States may try to rationalize the elimination of retroactive coverage, but not all agree with their logic. Requiring individuals that are eligible for Medicaid to apply early only increases their medical costs over time – as those without coverage are not as likely to seek out care as those with free or low-cost access. Paying the three months’ worth of medical services leading up to an individual application for benefits is likely less than the cost of years of routine care over the long-term. Requiring individuals, living paycheck to paycheck, or on a fixed income, yet not needy enough for Medicaid, to purchase expensive commercial coverage is an excellent way to increase the likelihood of their impoverishment. Consequently, such a practice will result in the creation of a new group of Medicaid-eligible individuals.

States requesting a waiver to eliminate retroactive Medicaid may be thinking shortsightedly.

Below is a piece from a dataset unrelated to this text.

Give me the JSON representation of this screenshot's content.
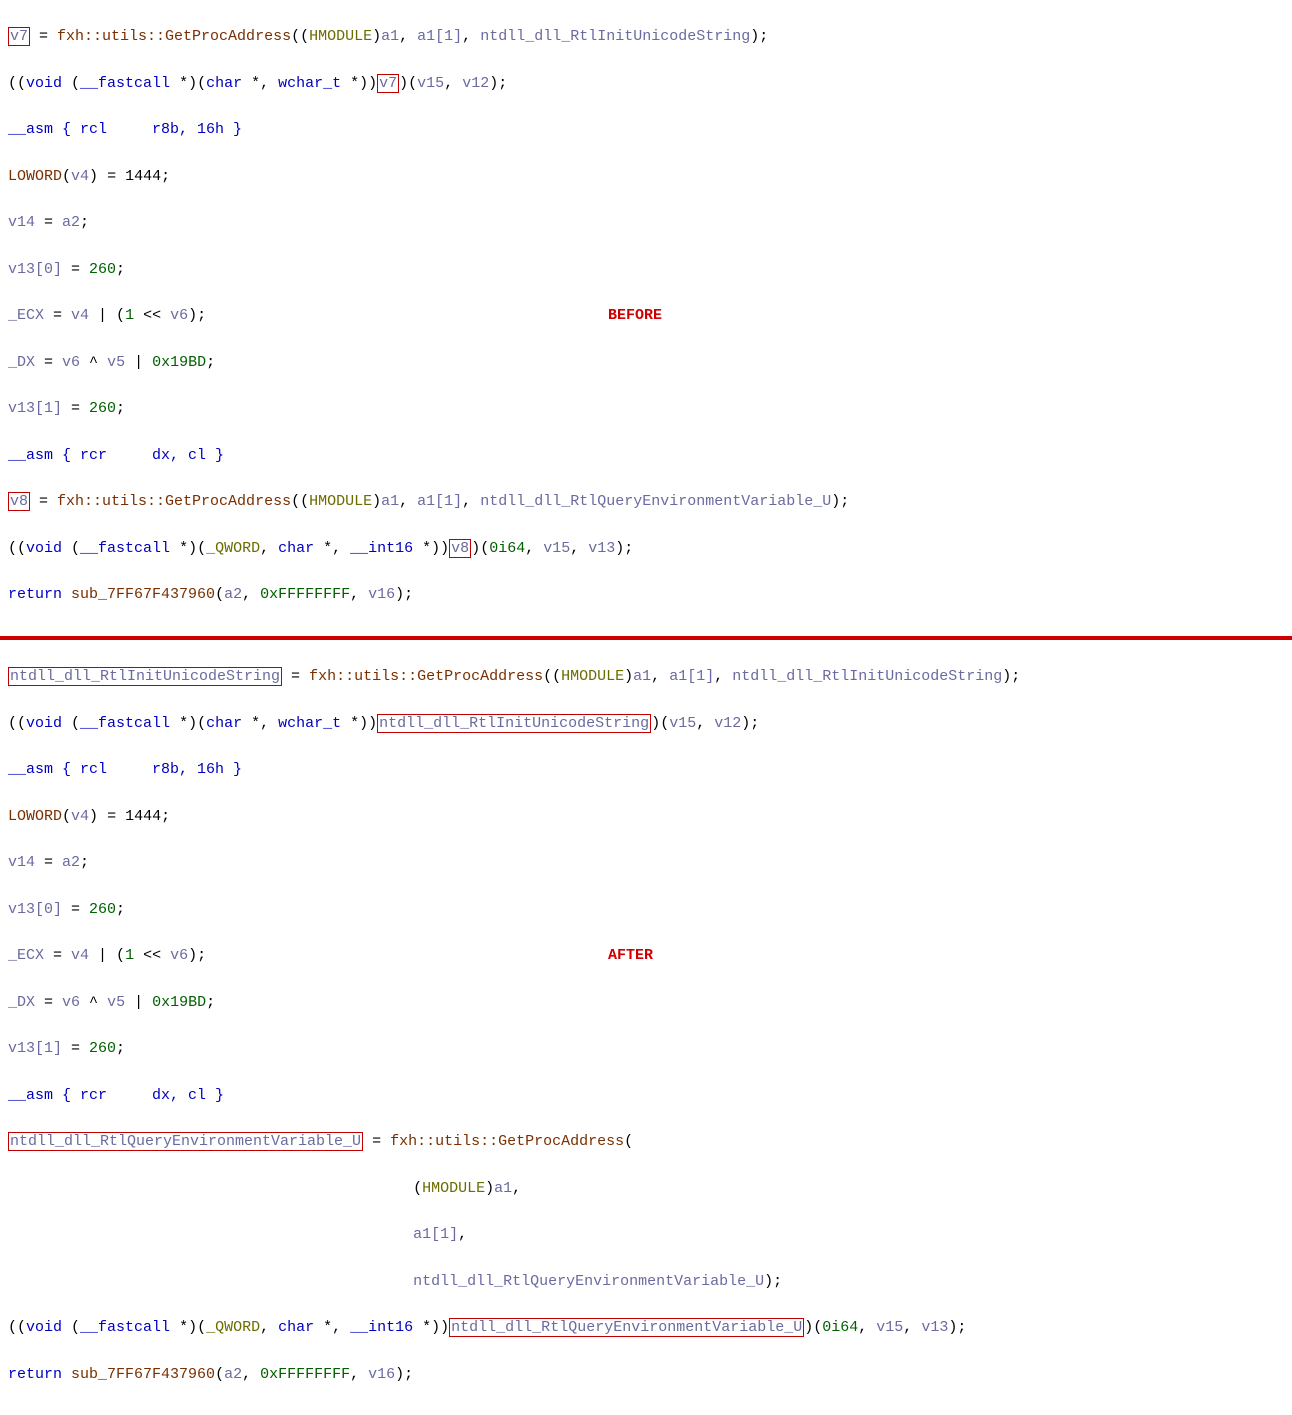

While these states may save in the short-term by avoiding payment for those few months of expenses, the long-term prognosis is likelier to create substantially more cost to the state. Delaying the request for help from the state should not be castigated, it should be promoted. Retroactive payments are a logical reward. “Thank you for trying to manage your healthcare needs for as long as you could. Let us ease the burden of the costs you could not pay for, now that you are eligible for assistance.” Not, “You should have covered your bases from the get-go. You are on your own for the medical debt you acquired.” Such a thought goes against the fundamental principles of the Medicaid program.